### Input for this task
____________

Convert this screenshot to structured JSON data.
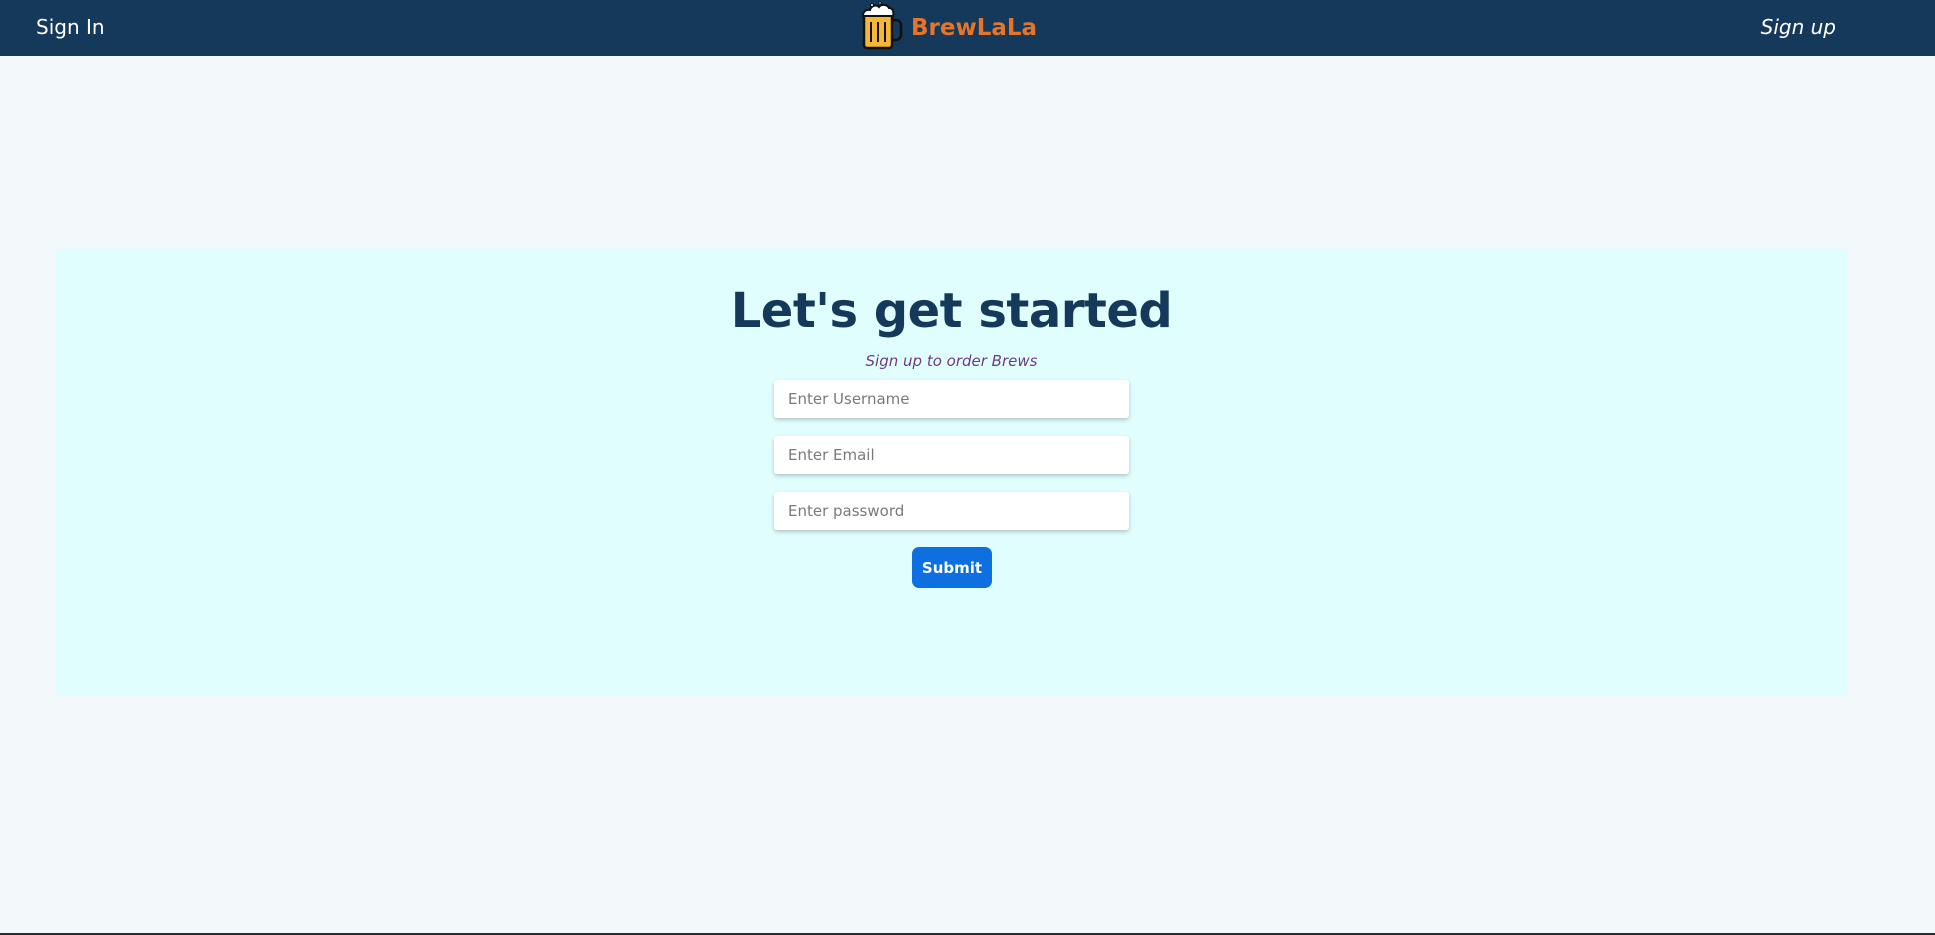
{
  "navbar": {
    "signin_label": "Sign In",
    "brand_name": "BrewLaLa",
    "brand_icon": "beer-mug-icon",
    "signup_label": "Sign up"
  },
  "form": {
    "title": "Let's get started",
    "subtitle": "Sign up to order Brews",
    "username_placeholder": "Enter Username",
    "username_value": "",
    "email_placeholder": "Enter Email",
    "email_value": "",
    "password_placeholder": "Enter password",
    "password_value": "",
    "submit_label": "Submit"
  },
  "colors": {
    "navbar_bg": "#15395b",
    "brand": "#e8742a",
    "page_bg": "#f3f8fb",
    "panel_bg": "#e1fefe",
    "heading": "#15395b",
    "subtitle": "#6d3c86",
    "button": "#0d6fe0"
  }
}
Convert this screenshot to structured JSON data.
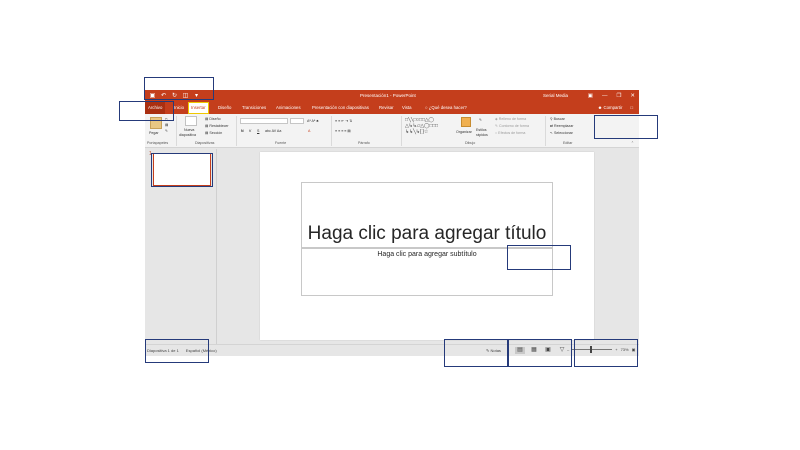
{
  "titlebar": {
    "title": "Presentación1 - PowerPoint",
    "user": "Serial Media",
    "qat_icons": [
      "save-icon",
      "undo-icon",
      "redo-icon",
      "present-icon",
      "customize-icon"
    ]
  },
  "tabs": [
    {
      "label": "Archivo"
    },
    {
      "label": "Inicio"
    },
    {
      "label": "Insertar"
    },
    {
      "label": "Diseño"
    },
    {
      "label": "Transiciones"
    },
    {
      "label": "Animaciones"
    },
    {
      "label": "Presentación con diapositivas"
    },
    {
      "label": "Revisar"
    },
    {
      "label": "Vista"
    }
  ],
  "tell_me": "¿Qué desea hacer?",
  "share": "Compartir",
  "ribbon": {
    "paste": "Pegar",
    "new_slide_1": "Nueva",
    "new_slide_2": "diapositiva",
    "layout": "Diseño",
    "reset": "Restablecer",
    "section": "Sección",
    "organize": "Organizar",
    "quick_1": "Estilos",
    "quick_2": "rápidos",
    "fill": "Relleno de forma",
    "outline": "Contorno de forma",
    "effects": "Efectos de forma",
    "find": "Buscar",
    "replace": "Reemplazar",
    "select": "Seleccionar",
    "groups": {
      "clipboard": "Portapapeles",
      "slides": "Diapositivas",
      "font": "Fuente",
      "paragraph": "Párrafo",
      "drawing": "Dibujo",
      "editing": "Editar"
    }
  },
  "thumbnail": {
    "number": "1"
  },
  "slide": {
    "title_placeholder": "Haga clic para agregar título",
    "subtitle_placeholder": "Haga clic para agregar subtítulo"
  },
  "status": {
    "slide_count": "Diapositiva 1 de 1",
    "language": "Español (México)",
    "notes": "Notas",
    "zoom": "73%"
  },
  "colors": {
    "accent": "#c43e1c",
    "highlight_box": "#253a7a"
  }
}
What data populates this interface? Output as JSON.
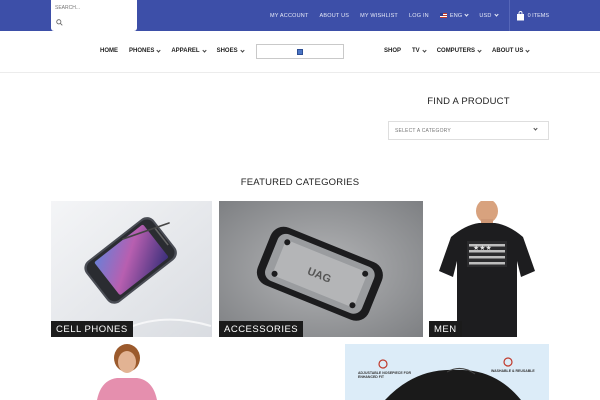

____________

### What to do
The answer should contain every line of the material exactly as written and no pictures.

### Expected answer
Convert this screenshot to structured JSON data.
{
  "navbar": {
    "signin_label": "Sign In",
    "brand_name": "BrewLaLa",
    "brand_icon": "beer-mug-icon",
    "signup_label": "Sign up"
  },
  "form": {
    "title": "Let's get started",
    "subtitle": "Sign up to order Brews",
    "username_placeholder": "Enter Username",
    "username_value": "",
    "email_placeholder": "Enter Email",
    "email_value": "",
    "password_placeholder": "Enter password",
    "password_value": "",
    "submit_label": "Submit"
  },
  "colors": {
    "navbar_bg": "#15395b",
    "brand": "#e8742a",
    "page_bg": "#f3f8fb",
    "panel_bg": "#e1fefe",
    "heading": "#15395b",
    "subtitle": "#6d3c86",
    "button": "#0d6fe0"
  }
}
Convert this screenshot to structured JSON data.
{
  "titlebar": {
    "title": "Presentación1 - PowerPoint",
    "user": "Serial Media",
    "qat_icons": [
      "save-icon",
      "undo-icon",
      "redo-icon",
      "present-icon",
      "customize-icon"
    ]
  },
  "tabs": [
    {
      "label": "Archivo"
    },
    {
      "label": "Inicio"
    },
    {
      "label": "Insertar"
    },
    {
      "label": "Diseño"
    },
    {
      "label": "Transiciones"
    },
    {
      "label": "Animaciones"
    },
    {
      "label": "Presentación con diapositivas"
    },
    {
      "label": "Revisar"
    },
    {
      "label": "Vista"
    }
  ],
  "tell_me": "¿Qué desea hacer?",
  "share": "Compartir",
  "ribbon": {
    "paste": "Pegar",
    "new_slide_1": "Nueva",
    "new_slide_2": "diapositiva",
    "layout": "Diseño",
    "reset": "Restablecer",
    "section": "Sección",
    "organize": "Organizar",
    "quick_1": "Estilos",
    "quick_2": "rápidos",
    "fill": "Relleno de forma",
    "outline": "Contorno de forma",
    "effects": "Efectos de forma",
    "find": "Buscar",
    "replace": "Reemplazar",
    "select": "Seleccionar",
    "groups": {
      "clipboard": "Portapapeles",
      "slides": "Diapositivas",
      "font": "Fuente",
      "paragraph": "Párrafo",
      "drawing": "Dibujo",
      "editing": "Editar"
    }
  },
  "thumbnail": {
    "number": "1"
  },
  "slide": {
    "title_placeholder": "Haga clic para agregar título",
    "subtitle_placeholder": "Haga clic para agregar subtítulo"
  },
  "status": {
    "slide_count": "Diapositiva 1 de 1",
    "language": "Español (México)",
    "notes": "Notas",
    "zoom": "73%"
  },
  "colors": {
    "accent": "#c43e1c",
    "highlight_box": "#253a7a"
  }
}
What data populates this interface? Output as JSON.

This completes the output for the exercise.